handgun-231699_1280Danna Back dated someone on and off for several years who, in judicial opinons, goes by the name of “D.H.”  Back and D.H.’s was a rocky relationship and in 2006 Back moved out of the house that they co-owned and shared.

Then Ms. Back started dating Nick Super who appears to have toxically combined anger management issues with a love of guns.

Super was not fond of D.H. and Back knew that. She knew that Super had threatened D.H. with a gun several times, Super had fired shots at D.H.’s garage, and Back knew that Super was “known to pull his gun out on anybody.”

For reasons best known by herself, at around 3:00 a.m. on January 1, 2007, Back decided to go to D.H.’s house. Guess who she called to give her a ride to D.H.’s house? And guess what happened then?

After Back called Super for a lift. Super gave Back a lift. Soon after, in the earliest hours of 2007, Super shot and killed D.H.

Back was criminally prosecuted for her role in the killing of D.H. Prosecutors charged her with second degree manslaughter. That is when a person’s “culpable negligence…creates an unreasonable risk, and consciously takes chances of causing death or great bodily harm to another.”

A jury found Back guilty. The Minnesota Court of Appeals affirmed the jury verdict. In 2009, however, the Minnesota Supreme Court threw out the conviction, holding that Back owed no duty to protect D.H. and no duty to hold back or restrain Super.

All told, Back spent 32 months in prison as this ultimately-vacated prosecution wound its way up and down our court system.

For her years of incarceration, Back now seeks relief under a Minnesota statute for imprisoned people whose convictions were reversed “on grounds consistent with innocence.”

The district court ruled that Ms. Back was not “exonerated” under the terms of the statute and rejected her claim for “exoneration remedies.” The Minnesota Court of Appeals reversed the district court’s opinion. The Minnesota Supreme Court recently accepted the state’s petition for further review. (Here is Back’s unsuccessful opposition to the state’s petition to the Minnesota Supreme Court.)

This is one of those cases where many of us may have strong opinions on “the right answer” before parsing the referenced statutes and their constitutional underpinnings.  We will not all agree on what “the right answer” is, but I expect many of us will feel strongly about it.

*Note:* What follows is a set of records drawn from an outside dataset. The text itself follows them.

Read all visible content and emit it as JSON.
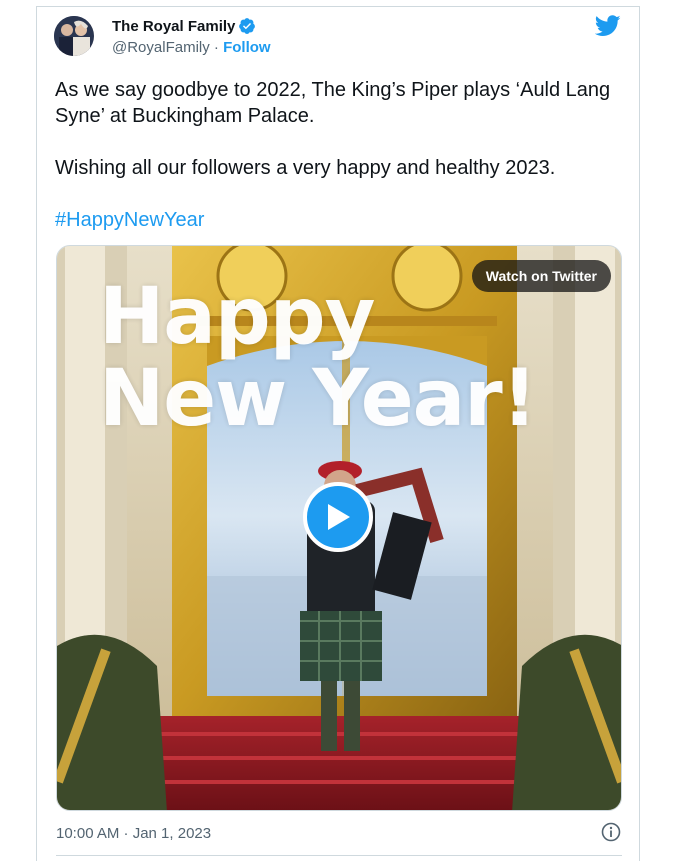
{
  "tweet": {
    "author_name": "The Royal Family",
    "handle": "@RoyalFamily",
    "separator": "·",
    "follow_label": "Follow",
    "text_line1": "As we say goodbye to 2022, The King’s Piper plays ‘Auld Lang Syne’ at Buckingham Palace.",
    "text_line2": "Wishing all our followers a very happy and healthy 2023.",
    "hashtag": "#HappyNewYear",
    "timestamp": "10:00 AM · Jan 1, 2023"
  },
  "media": {
    "watch_label": "Watch on Twitter",
    "overlay_line1": "Happy",
    "overlay_line2": "New Year!"
  },
  "icons": {
    "verified": "verified-badge-icon",
    "brand": "twitter-bird-icon",
    "play": "play-icon",
    "info": "info-icon"
  },
  "colors": {
    "accent": "#1d9bf0",
    "text": "#0f1419",
    "secondary": "#536471",
    "border": "#cfd9de"
  }
}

What about judges? Do they have similar gut reactions? Do judges first “feel” their decisions and then think through the legal analysis to reach the decisions that they already arrived at intuitively? Such a process would be widely condemned as “outcome-oriented” legal analysis, where one does not rely on the law to inform the decision-making process but rather uses it to rationalize, justify, or validate the desired outcome or result.

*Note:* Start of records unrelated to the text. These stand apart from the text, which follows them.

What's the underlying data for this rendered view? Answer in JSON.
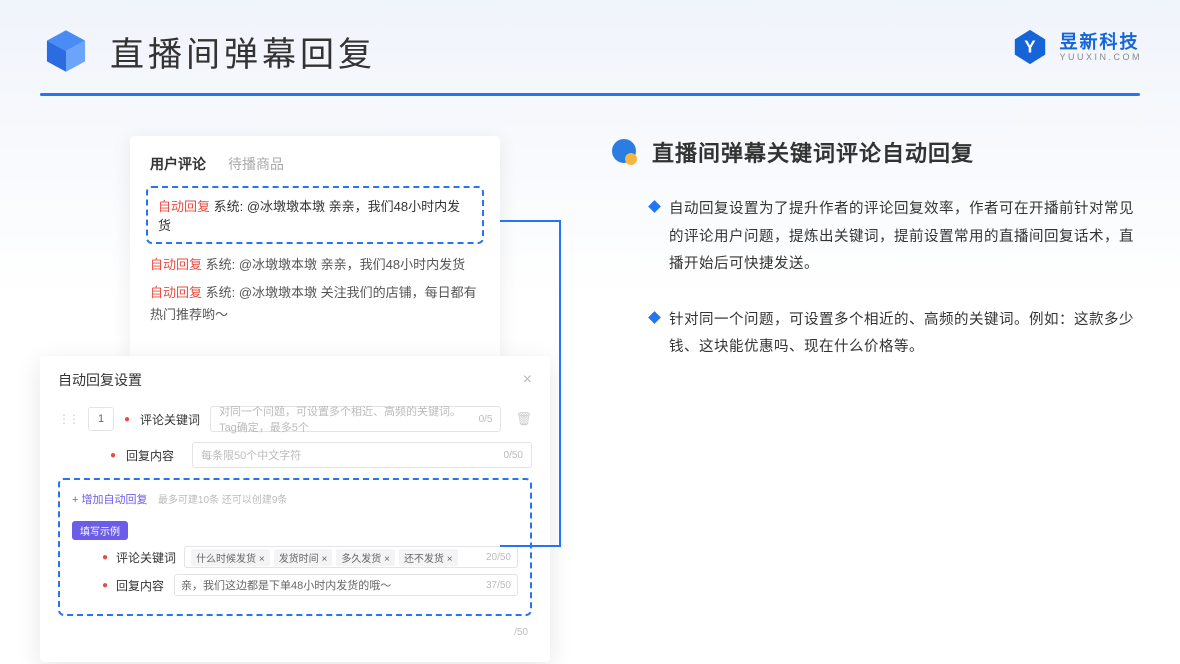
{
  "header": {
    "title": "直播间弹幕回复",
    "brand_cn": "昱新科技",
    "brand_en": "YUUXIN.COM"
  },
  "card1": {
    "tab_active": "用户评论",
    "tab_inactive": "待播商品",
    "hl_prefix": "自动回复",
    "hl_text": " 系统: @冰墩墩本墩 亲亲，我们48小时内发货",
    "msg2_prefix": "自动回复",
    "msg2_text": " 系统: @冰墩墩本墩 亲亲，我们48小时内发货",
    "msg3_prefix": "自动回复",
    "msg3_text": " 系统: @冰墩墩本墩 关注我们的店铺，每日都有热门推荐哟～"
  },
  "card2": {
    "title": "自动回复设置",
    "num": "1",
    "label_kw": "评论关键词",
    "ph_kw": "对同一个问题，可设置多个相近、高频的关键词。Tag确定，最多5个",
    "cnt_kw": "0/5",
    "label_content": "回复内容",
    "ph_content": "每条限50个中文字符",
    "cnt_content": "0/50",
    "add_link": "+ 增加自动回复",
    "add_hint": "最多可建10条 还可以创建9条",
    "pill": "填写示例",
    "ex_label_kw": "评论关键词",
    "ex_tags": [
      "什么时候发货 ×",
      "发货时间 ×",
      "多久发货 ×",
      "还不发货 ×"
    ],
    "ex_cnt_kw": "20/50",
    "ex_label_content": "回复内容",
    "ex_content": "亲，我们这边都是下单48小时内发货的哦～",
    "ex_cnt_content": "37/50",
    "bottom_cnt": "/50"
  },
  "right": {
    "title": "直播间弹幕关键词评论自动回复",
    "b1": "自动回复设置为了提升作者的评论回复效率，作者可在开播前针对常见的评论用户问题，提炼出关键词，提前设置常用的直播间回复话术，直播开始后可快捷发送。",
    "b2": "针对同一个问题，可设置多个相近的、高频的关键词。例如：这款多少钱、这块能优惠吗、现在什么价格等。"
  }
}
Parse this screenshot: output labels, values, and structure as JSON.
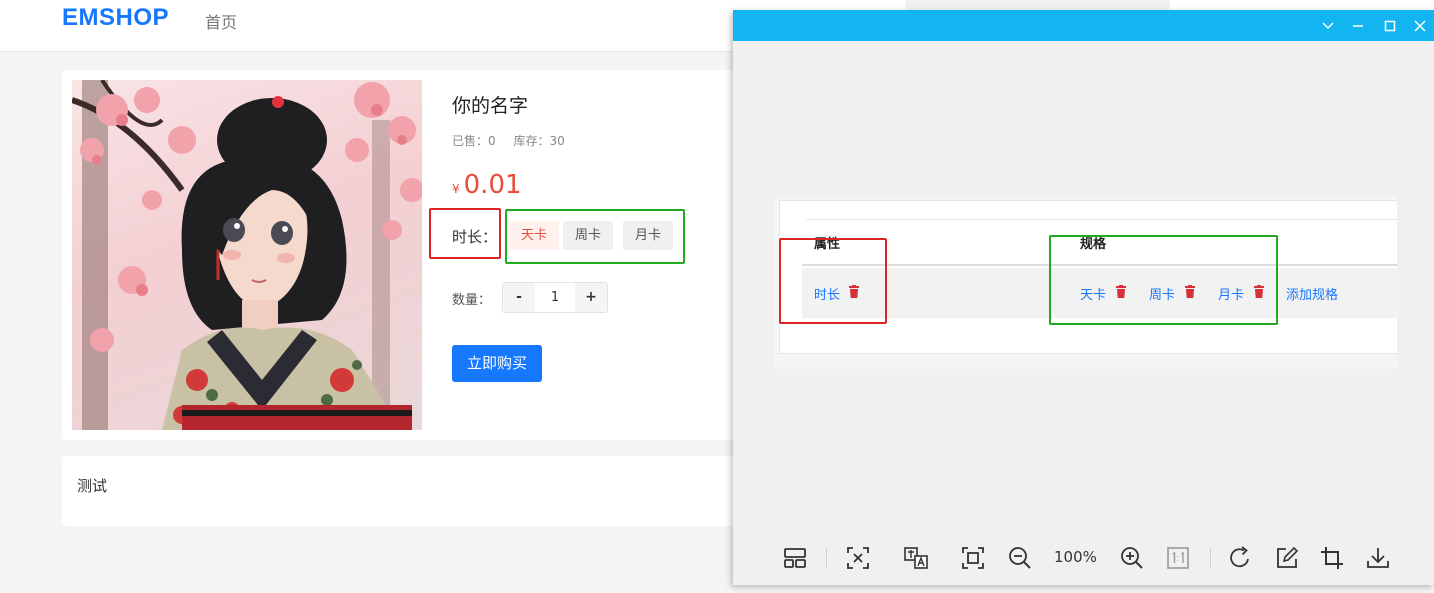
{
  "header": {
    "logo": "EMSHOP",
    "nav_home": "首页"
  },
  "product": {
    "title": "你的名字",
    "sold_label": "已售：0",
    "stock_label": "库存：30",
    "currency": "¥",
    "price": "0.01",
    "duration_label": "时长：",
    "duration_options": [
      "天卡",
      "周卡",
      "月卡"
    ],
    "selected_duration": "天卡",
    "quantity_label": "数量：",
    "quantity_minus": "-",
    "quantity_value": "1",
    "quantity_plus": "+",
    "buy_button": "立即购买"
  },
  "description": {
    "text": "测试"
  },
  "viewer": {
    "titlebar_color": "#13b5f0",
    "table": {
      "header_attr": "属性",
      "header_spec": "规格",
      "attr_name": "时长",
      "specs": [
        "天卡",
        "周卡",
        "月卡"
      ],
      "add_spec": "添加规格"
    },
    "zoom_level": "100%",
    "toolbar_icons": [
      "layout-icon",
      "fit-icon",
      "translate-icon",
      "fullscreen-icon",
      "zoom-out-icon",
      "zoom-in-icon",
      "actual-size-icon",
      "rotate-icon",
      "edit-icon",
      "crop-icon",
      "download-icon"
    ]
  },
  "colors": {
    "brand": "#1677ff",
    "price": "#e74c3c",
    "annotation_red": "#e02424",
    "annotation_green": "#1faa1f"
  }
}
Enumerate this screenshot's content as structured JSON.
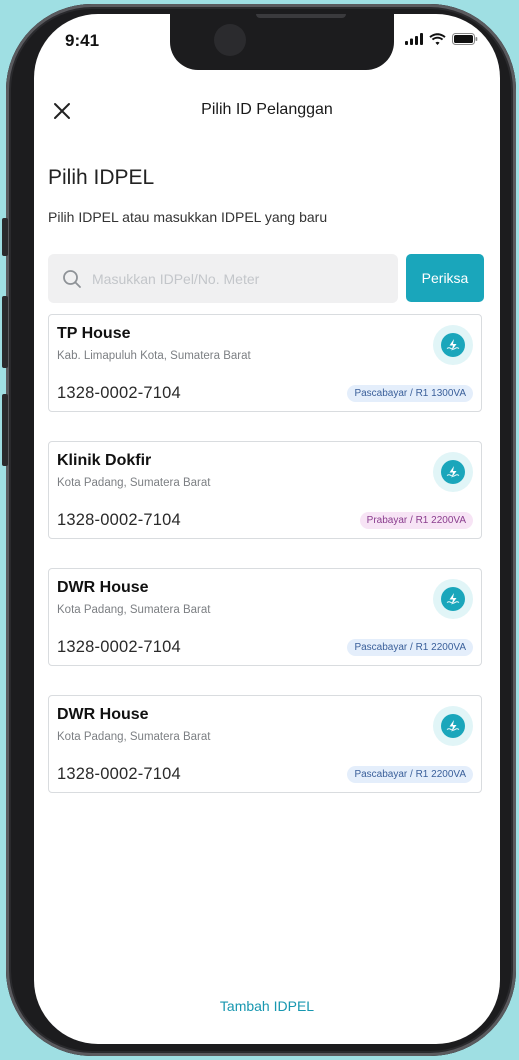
{
  "status_bar": {
    "time": "9:41",
    "icons": [
      "signal-icon",
      "wifi-icon",
      "battery-icon"
    ]
  },
  "header": {
    "close_icon": "close-icon",
    "title": "Pilih ID Pelanggan"
  },
  "intro": {
    "heading": "Pilih IDPEL",
    "subtitle": "Pilih IDPEL atau masukkan IDPEL yang baru"
  },
  "search": {
    "icon": "search-icon",
    "placeholder": "Masukkan IDPel/No. Meter",
    "value": "",
    "button_label": "Periksa"
  },
  "customers": [
    {
      "name": "TP House",
      "location": "Kab. Limapuluh Kota, Sumatera Barat",
      "id": "1328-0002-7104",
      "badge": "Pascabayar / R1 1300VA",
      "badge_type": "postpaid",
      "logo": "pln-logo-icon"
    },
    {
      "name": "Klinik Dokfir",
      "location": "Kota Padang, Sumatera Barat",
      "id": "1328-0002-7104",
      "badge": "Prabayar / R1 2200VA",
      "badge_type": "prepaid",
      "logo": "pln-logo-icon"
    },
    {
      "name": "DWR House",
      "location": "Kota Padang, Sumatera Barat",
      "id": "1328-0002-7104",
      "badge": "Pascabayar / R1 2200VA",
      "badge_type": "postpaid",
      "logo": "pln-logo-icon"
    },
    {
      "name": "DWR House",
      "location": "Kota Padang, Sumatera Barat",
      "id": "1328-0002-7104",
      "badge": "Pascabayar / R1 2200VA",
      "badge_type": "postpaid",
      "logo": "pln-logo-icon"
    }
  ],
  "footer": {
    "add_label": "Tambah IDPEL"
  },
  "colors": {
    "accent": "#1aa6bb",
    "background": "#9fdfe3",
    "postpaid_badge_bg": "#e4eefb",
    "prepaid_badge_bg": "#f7e4f5"
  }
}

Judges are human beings with hard jobs. Some are no doubt better than others at disregarding outcomes in particular cases in favor of strict legal analysis, no matter how unjust the final result may feel or, in high profile cases, how unpopular it may make the judge. Such objectivity is the name of the judging game and much to be desired.  On the other hand, it cannot be a fluke that our highest courts so often split predictably and ideologically.

The subject of judicial bias, explicit or implicit, is beyond the scope of this post, of course, but judges cannot help but bring some preexisting inclinations and attitudes to the statutory page and such extra-judicial mindsets have the potential to affect outcomes in emotionally-charged cases like Back’s.  Bottom line: a judge is not a jury and should never engage in the nullification of law.



Leave a Reply

Your email address will not be published. Required fields are marked *